Life insurance is a great idea, but that is just the beginning.
When you set up your policy, you also decide how the beneficiary receives the proceeds.
So, how do you choose the right life insurance settlement option for the death benefit payout?
Life Insurance Settlement Options
Make sure you choose carefully as your decision may be irrevocable.
The five most common life insurance settlement options:
Most people who buy life insurance will designate their beneficiary and not give it another thought.
That’s perfectly fine to do.
Life insurers would pay the death benefit as a lump sum unless another option was previously chosen.
Depending on how much life insurance you buy, another option for you to consider is how the beneficiary receives the proceeds.
A lump-sum payout pays the full death benefit to the beneficiary in one payment.
The beneficiary may spend the money as they see fit.
If you are required to have life insurance as part of a divorce decree, the lump sum option is probably best unless another option was agreed to.
But what if you are concerned about how the money will be spent?
Maybe a lump sum isn’t the best option for your beneficiary.
If that’s the case, take a look at these settlement options.
Fixed Income Option Insurance Settlement
A fixed income option insurance settlement is also known as a fixed period settlement, where the death benefit proceeds are paid to the beneficiary over time.
That timeframe can be 1-25 years, depending on the company.
Most companies pay the benefit monthly to the beneficiary.
Payments will include interest in the 0.75 – 1.5% range.
The death benefit received is still tax-free.
The interest earned will be taxable similar to if you had put the money in the bank.
When should you consider installments for a fixed period?
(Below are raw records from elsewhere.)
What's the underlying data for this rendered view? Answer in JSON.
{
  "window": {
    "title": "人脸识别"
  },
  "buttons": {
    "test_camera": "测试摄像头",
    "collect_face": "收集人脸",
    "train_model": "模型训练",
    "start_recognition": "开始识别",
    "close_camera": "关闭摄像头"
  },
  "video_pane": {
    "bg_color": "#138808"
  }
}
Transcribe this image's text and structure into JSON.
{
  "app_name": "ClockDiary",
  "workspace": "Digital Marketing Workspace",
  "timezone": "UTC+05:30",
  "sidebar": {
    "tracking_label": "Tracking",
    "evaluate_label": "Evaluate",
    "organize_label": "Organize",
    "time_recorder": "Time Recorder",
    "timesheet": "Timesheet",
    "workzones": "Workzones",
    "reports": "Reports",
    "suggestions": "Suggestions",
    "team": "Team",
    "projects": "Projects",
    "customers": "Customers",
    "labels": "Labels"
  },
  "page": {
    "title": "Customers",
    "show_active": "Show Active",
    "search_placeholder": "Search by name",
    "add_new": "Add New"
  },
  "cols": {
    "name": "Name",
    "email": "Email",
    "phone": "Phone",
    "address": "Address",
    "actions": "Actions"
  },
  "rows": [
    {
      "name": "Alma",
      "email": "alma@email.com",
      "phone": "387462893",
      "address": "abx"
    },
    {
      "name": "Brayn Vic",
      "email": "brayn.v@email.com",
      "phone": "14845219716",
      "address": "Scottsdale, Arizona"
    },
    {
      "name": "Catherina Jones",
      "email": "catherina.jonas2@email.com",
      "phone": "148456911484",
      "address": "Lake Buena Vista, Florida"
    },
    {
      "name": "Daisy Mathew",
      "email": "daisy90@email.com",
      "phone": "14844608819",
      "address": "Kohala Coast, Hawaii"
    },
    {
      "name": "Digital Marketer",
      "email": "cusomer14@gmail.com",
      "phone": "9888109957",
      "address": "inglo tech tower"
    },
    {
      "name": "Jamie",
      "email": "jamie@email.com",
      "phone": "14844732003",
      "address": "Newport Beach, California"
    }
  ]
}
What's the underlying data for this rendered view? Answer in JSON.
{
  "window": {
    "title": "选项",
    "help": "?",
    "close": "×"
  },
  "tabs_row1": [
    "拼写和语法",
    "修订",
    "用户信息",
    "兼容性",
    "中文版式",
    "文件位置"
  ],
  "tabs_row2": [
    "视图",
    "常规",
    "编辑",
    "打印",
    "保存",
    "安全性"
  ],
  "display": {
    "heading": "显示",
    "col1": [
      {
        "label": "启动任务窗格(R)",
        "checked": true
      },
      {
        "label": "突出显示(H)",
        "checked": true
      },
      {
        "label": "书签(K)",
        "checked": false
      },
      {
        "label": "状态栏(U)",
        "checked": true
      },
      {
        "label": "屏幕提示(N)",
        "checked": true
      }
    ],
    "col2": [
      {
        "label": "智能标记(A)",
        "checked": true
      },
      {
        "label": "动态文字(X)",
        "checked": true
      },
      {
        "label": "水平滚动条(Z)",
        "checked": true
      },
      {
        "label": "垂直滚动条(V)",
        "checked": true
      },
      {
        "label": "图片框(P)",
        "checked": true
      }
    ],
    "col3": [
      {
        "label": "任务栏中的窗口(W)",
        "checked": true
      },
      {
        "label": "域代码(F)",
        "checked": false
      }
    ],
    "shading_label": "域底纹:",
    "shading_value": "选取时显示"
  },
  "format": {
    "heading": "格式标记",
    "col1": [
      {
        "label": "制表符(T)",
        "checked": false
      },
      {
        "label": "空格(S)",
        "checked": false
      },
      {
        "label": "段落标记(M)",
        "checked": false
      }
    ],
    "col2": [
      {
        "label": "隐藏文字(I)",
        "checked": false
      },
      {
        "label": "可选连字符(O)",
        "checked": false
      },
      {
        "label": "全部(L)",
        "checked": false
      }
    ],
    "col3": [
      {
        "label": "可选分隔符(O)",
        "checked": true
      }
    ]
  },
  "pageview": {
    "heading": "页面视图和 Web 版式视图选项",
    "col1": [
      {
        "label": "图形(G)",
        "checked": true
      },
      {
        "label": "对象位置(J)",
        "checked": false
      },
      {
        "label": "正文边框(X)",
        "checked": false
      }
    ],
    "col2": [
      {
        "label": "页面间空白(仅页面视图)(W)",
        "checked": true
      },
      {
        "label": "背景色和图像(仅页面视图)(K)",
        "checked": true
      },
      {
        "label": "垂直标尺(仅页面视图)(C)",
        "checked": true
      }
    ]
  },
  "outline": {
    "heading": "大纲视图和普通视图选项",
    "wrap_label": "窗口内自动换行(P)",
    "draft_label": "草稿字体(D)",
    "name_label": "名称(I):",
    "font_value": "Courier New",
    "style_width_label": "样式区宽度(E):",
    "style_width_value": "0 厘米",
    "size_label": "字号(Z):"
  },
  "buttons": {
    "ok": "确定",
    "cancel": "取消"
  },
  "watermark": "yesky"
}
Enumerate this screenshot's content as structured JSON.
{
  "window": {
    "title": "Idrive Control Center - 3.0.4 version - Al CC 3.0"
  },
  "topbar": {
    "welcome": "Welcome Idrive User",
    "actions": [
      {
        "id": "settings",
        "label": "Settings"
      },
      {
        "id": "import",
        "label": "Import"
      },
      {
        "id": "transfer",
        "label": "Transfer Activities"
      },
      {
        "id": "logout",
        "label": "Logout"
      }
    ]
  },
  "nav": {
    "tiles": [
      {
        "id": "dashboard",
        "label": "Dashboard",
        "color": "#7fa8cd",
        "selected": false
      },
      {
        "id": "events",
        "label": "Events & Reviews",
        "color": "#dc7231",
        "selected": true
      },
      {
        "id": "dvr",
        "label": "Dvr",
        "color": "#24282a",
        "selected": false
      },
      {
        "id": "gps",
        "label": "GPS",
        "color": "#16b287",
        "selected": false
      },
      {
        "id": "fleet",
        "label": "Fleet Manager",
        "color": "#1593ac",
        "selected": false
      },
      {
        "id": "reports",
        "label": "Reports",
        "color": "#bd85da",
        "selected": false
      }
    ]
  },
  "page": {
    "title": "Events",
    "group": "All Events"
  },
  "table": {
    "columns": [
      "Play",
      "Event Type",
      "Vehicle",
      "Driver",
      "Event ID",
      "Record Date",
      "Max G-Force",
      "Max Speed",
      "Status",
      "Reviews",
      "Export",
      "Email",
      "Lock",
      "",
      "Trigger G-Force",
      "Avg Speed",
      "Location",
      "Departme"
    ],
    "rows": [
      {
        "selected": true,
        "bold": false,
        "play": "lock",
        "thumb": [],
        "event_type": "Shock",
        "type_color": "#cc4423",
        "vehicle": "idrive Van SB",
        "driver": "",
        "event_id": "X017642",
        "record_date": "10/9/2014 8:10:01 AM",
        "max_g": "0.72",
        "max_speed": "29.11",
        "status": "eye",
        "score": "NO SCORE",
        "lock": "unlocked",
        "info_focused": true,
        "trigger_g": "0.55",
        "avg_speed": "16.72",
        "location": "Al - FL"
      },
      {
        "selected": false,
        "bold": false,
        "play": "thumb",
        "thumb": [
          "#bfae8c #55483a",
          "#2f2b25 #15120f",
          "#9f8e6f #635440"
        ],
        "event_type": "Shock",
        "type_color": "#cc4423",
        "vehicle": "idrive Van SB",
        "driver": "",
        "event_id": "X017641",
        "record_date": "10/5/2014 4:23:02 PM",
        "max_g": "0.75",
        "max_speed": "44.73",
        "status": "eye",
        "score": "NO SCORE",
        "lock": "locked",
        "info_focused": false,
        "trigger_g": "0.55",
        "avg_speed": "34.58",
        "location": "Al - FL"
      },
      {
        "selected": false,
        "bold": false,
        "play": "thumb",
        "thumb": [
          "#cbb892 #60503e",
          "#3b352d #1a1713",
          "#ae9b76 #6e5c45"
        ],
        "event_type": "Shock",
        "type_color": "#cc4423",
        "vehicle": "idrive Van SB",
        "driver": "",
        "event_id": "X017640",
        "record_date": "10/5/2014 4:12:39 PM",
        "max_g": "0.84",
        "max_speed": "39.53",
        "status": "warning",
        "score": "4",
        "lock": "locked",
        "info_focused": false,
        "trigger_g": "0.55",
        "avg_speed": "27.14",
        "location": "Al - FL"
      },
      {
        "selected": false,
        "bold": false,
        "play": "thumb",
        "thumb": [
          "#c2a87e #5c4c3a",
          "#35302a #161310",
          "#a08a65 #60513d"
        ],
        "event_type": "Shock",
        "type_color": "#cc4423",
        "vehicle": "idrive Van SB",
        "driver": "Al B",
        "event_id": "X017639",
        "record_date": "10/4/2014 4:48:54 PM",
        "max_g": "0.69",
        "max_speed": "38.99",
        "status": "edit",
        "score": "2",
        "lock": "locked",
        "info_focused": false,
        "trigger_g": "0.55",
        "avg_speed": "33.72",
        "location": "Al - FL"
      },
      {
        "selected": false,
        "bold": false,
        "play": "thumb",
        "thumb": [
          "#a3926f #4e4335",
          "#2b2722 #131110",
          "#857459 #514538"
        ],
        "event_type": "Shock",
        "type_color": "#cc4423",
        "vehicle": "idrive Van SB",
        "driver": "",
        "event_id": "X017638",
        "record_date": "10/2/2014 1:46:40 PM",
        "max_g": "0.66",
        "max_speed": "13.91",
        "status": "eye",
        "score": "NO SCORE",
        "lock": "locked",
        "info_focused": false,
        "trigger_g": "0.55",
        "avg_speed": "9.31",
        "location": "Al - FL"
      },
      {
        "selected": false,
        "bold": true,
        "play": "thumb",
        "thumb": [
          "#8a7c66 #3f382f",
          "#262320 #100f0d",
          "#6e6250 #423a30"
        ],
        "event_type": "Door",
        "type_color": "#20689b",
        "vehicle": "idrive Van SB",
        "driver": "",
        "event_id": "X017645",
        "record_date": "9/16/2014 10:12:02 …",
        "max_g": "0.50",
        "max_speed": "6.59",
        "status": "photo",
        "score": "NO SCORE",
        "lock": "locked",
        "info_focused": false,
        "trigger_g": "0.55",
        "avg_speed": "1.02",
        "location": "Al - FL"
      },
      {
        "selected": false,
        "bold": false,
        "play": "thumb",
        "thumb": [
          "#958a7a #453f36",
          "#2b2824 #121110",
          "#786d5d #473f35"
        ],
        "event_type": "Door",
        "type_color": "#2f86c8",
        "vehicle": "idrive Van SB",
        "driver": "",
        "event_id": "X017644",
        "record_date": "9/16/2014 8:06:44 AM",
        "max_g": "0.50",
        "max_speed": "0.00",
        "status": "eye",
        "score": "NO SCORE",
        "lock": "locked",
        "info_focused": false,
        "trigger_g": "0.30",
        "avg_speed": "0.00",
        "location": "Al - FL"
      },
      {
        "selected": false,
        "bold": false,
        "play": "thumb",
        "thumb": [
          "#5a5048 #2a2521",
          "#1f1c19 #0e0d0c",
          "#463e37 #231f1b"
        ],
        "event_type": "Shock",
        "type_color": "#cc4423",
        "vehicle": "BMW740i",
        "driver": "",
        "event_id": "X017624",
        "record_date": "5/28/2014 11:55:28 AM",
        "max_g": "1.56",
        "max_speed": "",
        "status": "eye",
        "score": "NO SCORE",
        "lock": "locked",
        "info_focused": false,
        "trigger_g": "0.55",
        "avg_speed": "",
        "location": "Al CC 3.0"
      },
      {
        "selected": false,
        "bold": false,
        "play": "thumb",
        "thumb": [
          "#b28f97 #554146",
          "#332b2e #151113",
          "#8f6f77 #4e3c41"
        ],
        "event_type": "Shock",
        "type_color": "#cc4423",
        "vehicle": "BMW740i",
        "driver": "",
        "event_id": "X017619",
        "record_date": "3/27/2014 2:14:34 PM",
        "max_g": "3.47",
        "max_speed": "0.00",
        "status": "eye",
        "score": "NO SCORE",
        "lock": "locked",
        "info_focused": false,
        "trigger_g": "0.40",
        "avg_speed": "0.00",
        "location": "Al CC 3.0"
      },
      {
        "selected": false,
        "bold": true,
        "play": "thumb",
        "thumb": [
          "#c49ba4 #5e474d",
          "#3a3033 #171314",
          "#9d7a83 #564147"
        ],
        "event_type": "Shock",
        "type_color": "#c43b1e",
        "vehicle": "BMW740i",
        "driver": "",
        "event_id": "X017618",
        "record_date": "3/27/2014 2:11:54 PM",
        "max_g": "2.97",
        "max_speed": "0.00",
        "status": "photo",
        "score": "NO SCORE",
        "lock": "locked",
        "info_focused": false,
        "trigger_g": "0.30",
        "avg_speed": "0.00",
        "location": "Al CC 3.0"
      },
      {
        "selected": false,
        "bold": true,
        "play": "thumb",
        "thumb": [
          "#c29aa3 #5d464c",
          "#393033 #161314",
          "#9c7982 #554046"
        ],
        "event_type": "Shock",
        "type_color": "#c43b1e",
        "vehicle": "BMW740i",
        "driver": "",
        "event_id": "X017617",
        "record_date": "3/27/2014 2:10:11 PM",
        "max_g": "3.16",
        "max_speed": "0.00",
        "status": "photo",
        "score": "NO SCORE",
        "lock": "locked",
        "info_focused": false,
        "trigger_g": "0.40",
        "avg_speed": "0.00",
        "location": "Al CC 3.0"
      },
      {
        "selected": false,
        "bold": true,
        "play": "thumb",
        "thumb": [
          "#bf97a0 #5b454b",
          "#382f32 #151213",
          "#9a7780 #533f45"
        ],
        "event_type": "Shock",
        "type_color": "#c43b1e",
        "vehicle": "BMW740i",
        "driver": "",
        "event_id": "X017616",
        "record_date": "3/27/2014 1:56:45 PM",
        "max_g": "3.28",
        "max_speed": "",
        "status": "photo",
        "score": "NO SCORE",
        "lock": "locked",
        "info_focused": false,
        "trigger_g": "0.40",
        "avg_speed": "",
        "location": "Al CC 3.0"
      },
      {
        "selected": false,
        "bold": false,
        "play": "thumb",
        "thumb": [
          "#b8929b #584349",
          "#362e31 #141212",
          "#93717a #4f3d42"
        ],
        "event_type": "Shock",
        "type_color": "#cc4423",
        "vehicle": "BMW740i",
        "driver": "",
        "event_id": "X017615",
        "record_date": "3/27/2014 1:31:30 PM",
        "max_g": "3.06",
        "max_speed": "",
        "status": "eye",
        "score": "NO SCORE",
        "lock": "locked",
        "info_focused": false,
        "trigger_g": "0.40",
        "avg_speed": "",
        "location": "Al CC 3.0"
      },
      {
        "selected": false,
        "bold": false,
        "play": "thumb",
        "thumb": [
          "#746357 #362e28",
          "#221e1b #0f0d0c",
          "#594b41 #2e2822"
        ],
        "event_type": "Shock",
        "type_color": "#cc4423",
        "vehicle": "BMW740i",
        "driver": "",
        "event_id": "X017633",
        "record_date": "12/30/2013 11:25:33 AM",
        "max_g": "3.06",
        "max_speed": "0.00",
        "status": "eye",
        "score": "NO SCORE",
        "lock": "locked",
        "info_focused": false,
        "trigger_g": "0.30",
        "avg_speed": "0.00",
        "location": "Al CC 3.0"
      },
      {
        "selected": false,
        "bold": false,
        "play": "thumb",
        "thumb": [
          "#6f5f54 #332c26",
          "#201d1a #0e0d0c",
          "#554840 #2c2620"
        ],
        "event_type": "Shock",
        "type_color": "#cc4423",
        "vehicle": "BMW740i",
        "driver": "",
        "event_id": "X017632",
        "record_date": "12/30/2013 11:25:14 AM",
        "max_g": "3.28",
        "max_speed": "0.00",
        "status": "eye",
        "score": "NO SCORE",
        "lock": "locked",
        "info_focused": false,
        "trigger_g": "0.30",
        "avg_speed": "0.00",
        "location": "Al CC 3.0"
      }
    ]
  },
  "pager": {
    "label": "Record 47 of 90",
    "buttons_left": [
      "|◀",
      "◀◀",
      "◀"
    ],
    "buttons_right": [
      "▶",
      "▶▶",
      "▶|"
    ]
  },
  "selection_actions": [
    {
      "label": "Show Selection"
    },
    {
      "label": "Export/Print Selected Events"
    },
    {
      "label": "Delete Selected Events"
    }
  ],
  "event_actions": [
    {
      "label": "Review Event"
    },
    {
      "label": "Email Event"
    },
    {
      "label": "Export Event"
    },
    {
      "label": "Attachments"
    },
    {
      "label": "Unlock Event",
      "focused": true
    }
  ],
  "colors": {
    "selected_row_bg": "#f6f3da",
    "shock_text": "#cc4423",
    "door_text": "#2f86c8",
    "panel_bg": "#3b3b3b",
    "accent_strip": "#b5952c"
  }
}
If you want to make sure the proceeds will last for a while,
Or, if you have concerns about the beneficiary burning through the money too quickly, the fixed income option may be a good choice.
Life Income Settlement Option
The life income settlement option provides your beneficiary with a monthly income for their life.
The beneficiary will receive the income for as long as they live.
Policies have “settlement options tables” that list the monthly income based on the age and gender of the beneficiary.
Sample monthly payment for a $100,000 insurance policy.
While each life insurance company may offer slightly different payments, they all tend to be very similar.
Some companies offer a joint and survivor life income that pays benefits for two people’s lifetime.
When the recipient dies, no further payments are made.
What happens if the full death benefit has not been paid out?
Companies offer a specific (guaranteed) period option that ensures payments for “x” number of years.
The second option is an “Installment Refund” option that pays out the remaining death benefit.
With interest payments, the insurance company holds onto the death benefit.
You can restrict the beneficiary’s access to the full death benefit until they reach an age determined by you.
The beneficiary receives the interest earned until they reach the age you set.
At that time, the beneficiary can receive the full death benefit.
You may consider this option if your beneficiary is a minor and you have no one else to monitor the funds.
Fixed Amount Settlement
You can choose to have your beneficiary receive a certain amount of money each year.
The payments can be made annually, semi-annually, quarterly or monthly.
The insurance company will pay this amount as long as the insurance proceeds last.
The death benefit held by the life insurer earns interest.
Who Chooses the Settlement Option?
Who gets to choose how the beneficiary gets paid?
During the insured’s lifetime, the owner may elect any payment option.
If the owner selects the payment option for the beneficiary, the beneficiary may not:
- Change the election
- Assign the money held by the insurer
- Withdraw any future installments
Once payments start, the option can’t be changed.
Beneficiary Elects Payment Option
If no option was chosen, the insurance company would give the beneficiary the option of choosing how to get paid.
The beneficiary may elect a lump sum or one of the other options available.
If the policy is collaterally assigned for a bank loan, the assignee’s portion of the death benefit is paid in a lump sum.
While most death benefits are paid in a lump sum, it’s good to know you have options.
Also, it’s essential for you to check the policy for any life insurance riders that may be part of the policy.
The reason is that additional benefits/options may be available to you.
If you need additional information on the overall life insurance process, our life insurance 101 guide offers an excellent overview.
At RiskQuoter, we term policies with durations from 1 to 40-year terms.
Michael J. Horbal
Owner of RiskQuoter
Too many people overpay for life insurance because they end up with the wrong life insurance company, agent, or both. That’s why I started RiskQuoter – To help you get the best life insurance rates available.
As an independent insurance agent, I’m licensed in all 50 states and the District of Columbia and offer 40+ life insurance companies to ensure you get your best rate!
By Michael Horbal – updated on – 10/02/2022